Entries from a dataset of interfaces:
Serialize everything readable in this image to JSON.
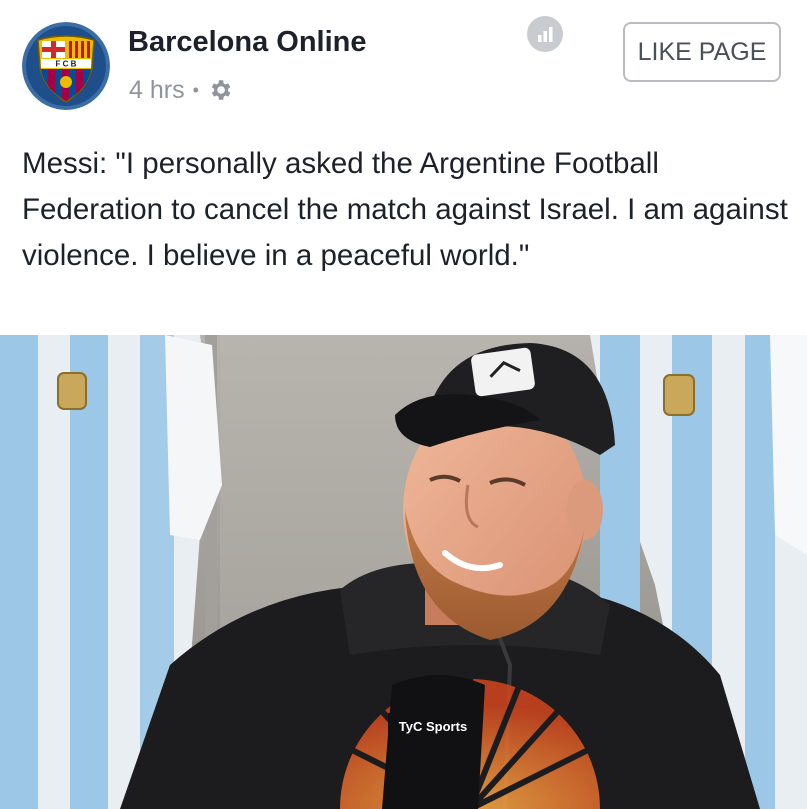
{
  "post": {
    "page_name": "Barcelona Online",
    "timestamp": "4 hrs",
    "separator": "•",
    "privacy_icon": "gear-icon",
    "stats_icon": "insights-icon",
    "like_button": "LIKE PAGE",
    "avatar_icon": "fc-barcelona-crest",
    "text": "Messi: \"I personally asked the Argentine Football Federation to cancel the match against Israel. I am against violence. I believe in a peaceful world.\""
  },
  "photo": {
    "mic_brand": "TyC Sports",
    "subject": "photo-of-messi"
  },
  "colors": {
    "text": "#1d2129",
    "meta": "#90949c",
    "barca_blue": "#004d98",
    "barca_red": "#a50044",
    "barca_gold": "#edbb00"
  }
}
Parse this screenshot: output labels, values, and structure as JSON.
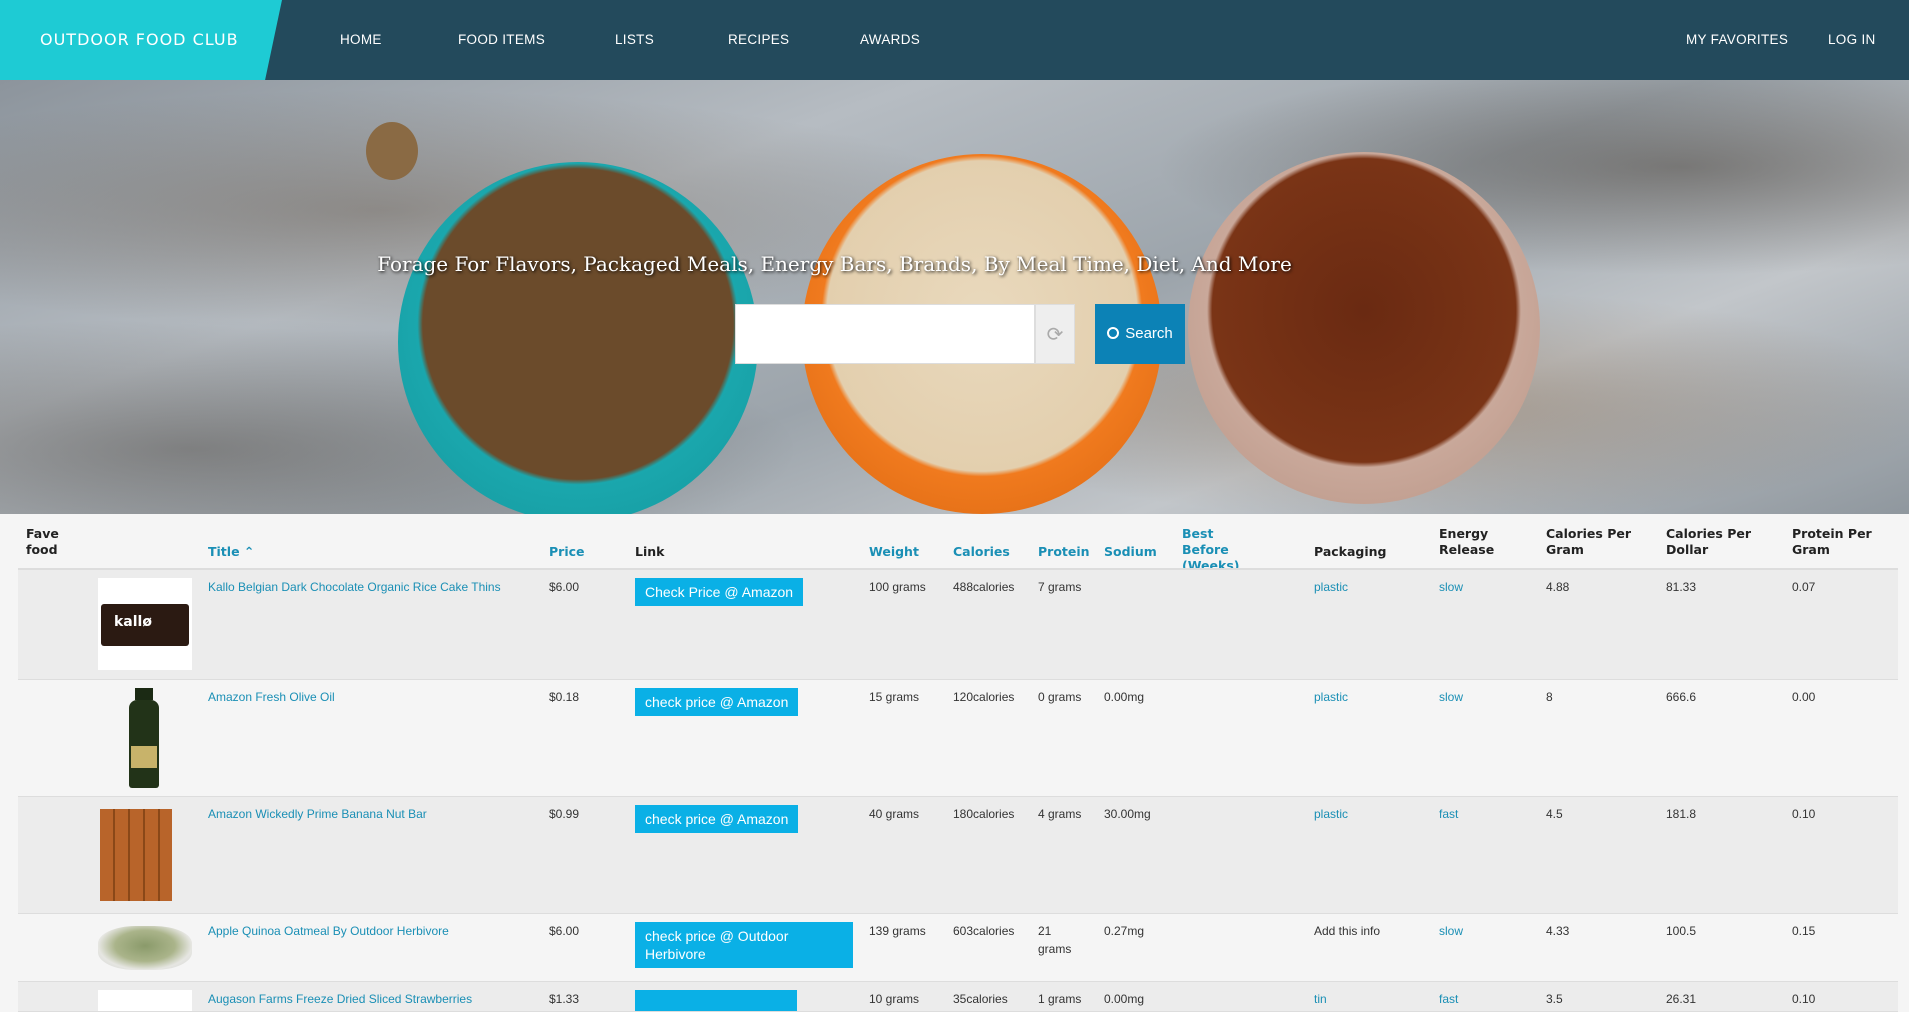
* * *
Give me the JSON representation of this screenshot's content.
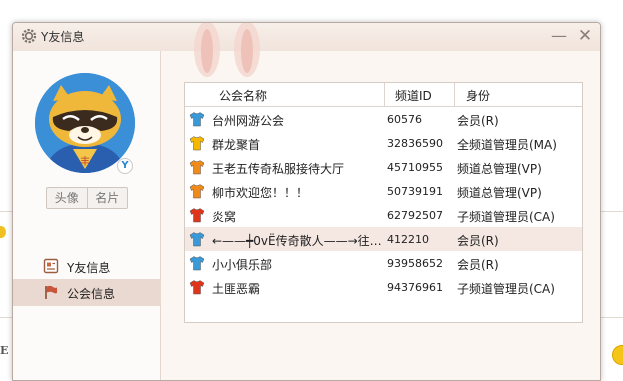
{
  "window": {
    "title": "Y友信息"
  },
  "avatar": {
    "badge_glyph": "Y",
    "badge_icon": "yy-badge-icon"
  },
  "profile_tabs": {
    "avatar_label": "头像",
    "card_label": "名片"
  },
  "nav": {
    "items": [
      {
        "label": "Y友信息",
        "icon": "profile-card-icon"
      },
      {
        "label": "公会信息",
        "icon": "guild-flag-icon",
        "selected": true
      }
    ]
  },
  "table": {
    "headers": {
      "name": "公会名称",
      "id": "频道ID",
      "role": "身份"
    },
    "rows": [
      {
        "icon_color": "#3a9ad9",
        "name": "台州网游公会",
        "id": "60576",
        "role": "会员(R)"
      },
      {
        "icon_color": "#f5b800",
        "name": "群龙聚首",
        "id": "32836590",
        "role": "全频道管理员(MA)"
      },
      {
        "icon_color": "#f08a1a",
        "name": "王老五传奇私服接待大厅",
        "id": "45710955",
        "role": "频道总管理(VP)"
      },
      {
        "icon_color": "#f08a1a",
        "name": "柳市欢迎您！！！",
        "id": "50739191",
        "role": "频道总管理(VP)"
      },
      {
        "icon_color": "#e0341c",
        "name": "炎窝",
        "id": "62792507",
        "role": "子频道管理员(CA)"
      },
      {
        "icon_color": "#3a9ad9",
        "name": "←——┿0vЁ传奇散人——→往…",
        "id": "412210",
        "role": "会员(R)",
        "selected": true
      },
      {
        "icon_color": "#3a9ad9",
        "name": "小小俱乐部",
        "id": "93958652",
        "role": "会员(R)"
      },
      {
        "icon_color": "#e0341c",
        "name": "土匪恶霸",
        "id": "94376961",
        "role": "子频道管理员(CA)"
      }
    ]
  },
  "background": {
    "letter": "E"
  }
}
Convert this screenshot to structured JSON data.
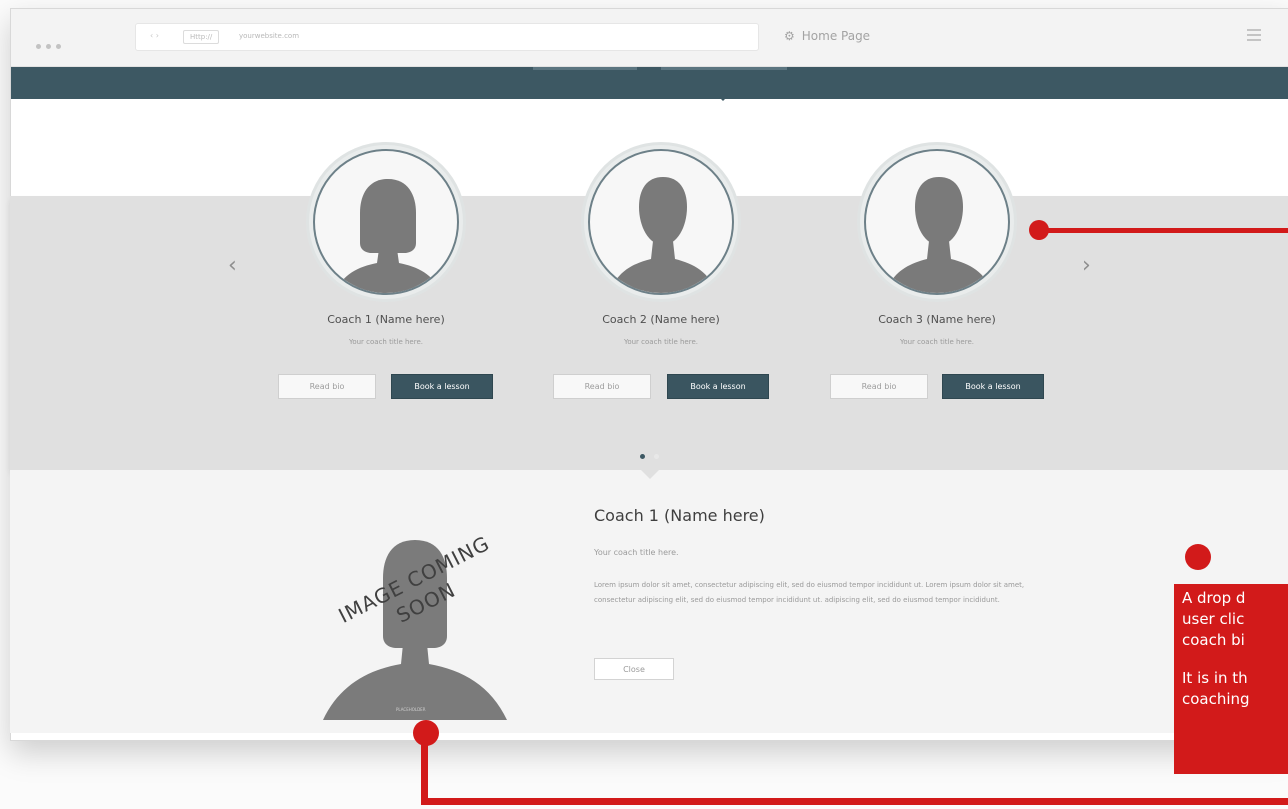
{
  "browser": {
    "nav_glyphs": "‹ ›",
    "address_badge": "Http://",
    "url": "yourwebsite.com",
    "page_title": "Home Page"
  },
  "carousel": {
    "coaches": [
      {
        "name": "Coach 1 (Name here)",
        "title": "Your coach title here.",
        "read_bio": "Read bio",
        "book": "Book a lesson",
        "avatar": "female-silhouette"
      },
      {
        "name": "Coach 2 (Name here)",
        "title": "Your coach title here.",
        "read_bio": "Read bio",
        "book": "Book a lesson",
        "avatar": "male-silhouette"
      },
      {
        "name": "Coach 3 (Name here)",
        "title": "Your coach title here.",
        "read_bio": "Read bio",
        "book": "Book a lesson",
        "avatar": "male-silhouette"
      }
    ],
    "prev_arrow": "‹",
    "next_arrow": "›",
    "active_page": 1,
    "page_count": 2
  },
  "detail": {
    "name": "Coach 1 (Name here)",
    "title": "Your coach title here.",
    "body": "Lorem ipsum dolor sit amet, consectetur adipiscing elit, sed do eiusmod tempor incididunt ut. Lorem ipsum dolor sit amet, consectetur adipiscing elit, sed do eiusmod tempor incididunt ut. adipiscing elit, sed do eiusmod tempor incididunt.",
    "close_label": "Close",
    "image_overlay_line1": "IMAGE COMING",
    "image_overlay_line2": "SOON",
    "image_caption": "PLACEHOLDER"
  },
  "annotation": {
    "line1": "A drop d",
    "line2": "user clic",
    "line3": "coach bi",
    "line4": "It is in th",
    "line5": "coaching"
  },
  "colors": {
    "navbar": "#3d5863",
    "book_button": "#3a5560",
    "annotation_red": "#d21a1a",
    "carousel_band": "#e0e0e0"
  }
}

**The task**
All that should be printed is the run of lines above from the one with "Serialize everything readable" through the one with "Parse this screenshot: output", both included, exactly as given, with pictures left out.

**Result of the exercise**
Serialize everything readable in this image to JSON.
{
  "post": {
    "page_name": "Barcelona Online",
    "timestamp": "4 hrs",
    "separator": "•",
    "privacy_icon": "gear-icon",
    "stats_icon": "insights-icon",
    "like_button": "LIKE PAGE",
    "avatar_icon": "fc-barcelona-crest",
    "text": "Messi: \"I personally asked the Argentine Football Federation to cancel the match against Israel. I am against violence. I believe in a peaceful world.\""
  },
  "photo": {
    "mic_brand": "TyC Sports",
    "subject": "photo-of-messi"
  },
  "colors": {
    "text": "#1d2129",
    "meta": "#90949c",
    "barca_blue": "#004d98",
    "barca_red": "#a50044",
    "barca_gold": "#edbb00"
  }
}
Parse this screenshot: output labels, values, and structure as JSON.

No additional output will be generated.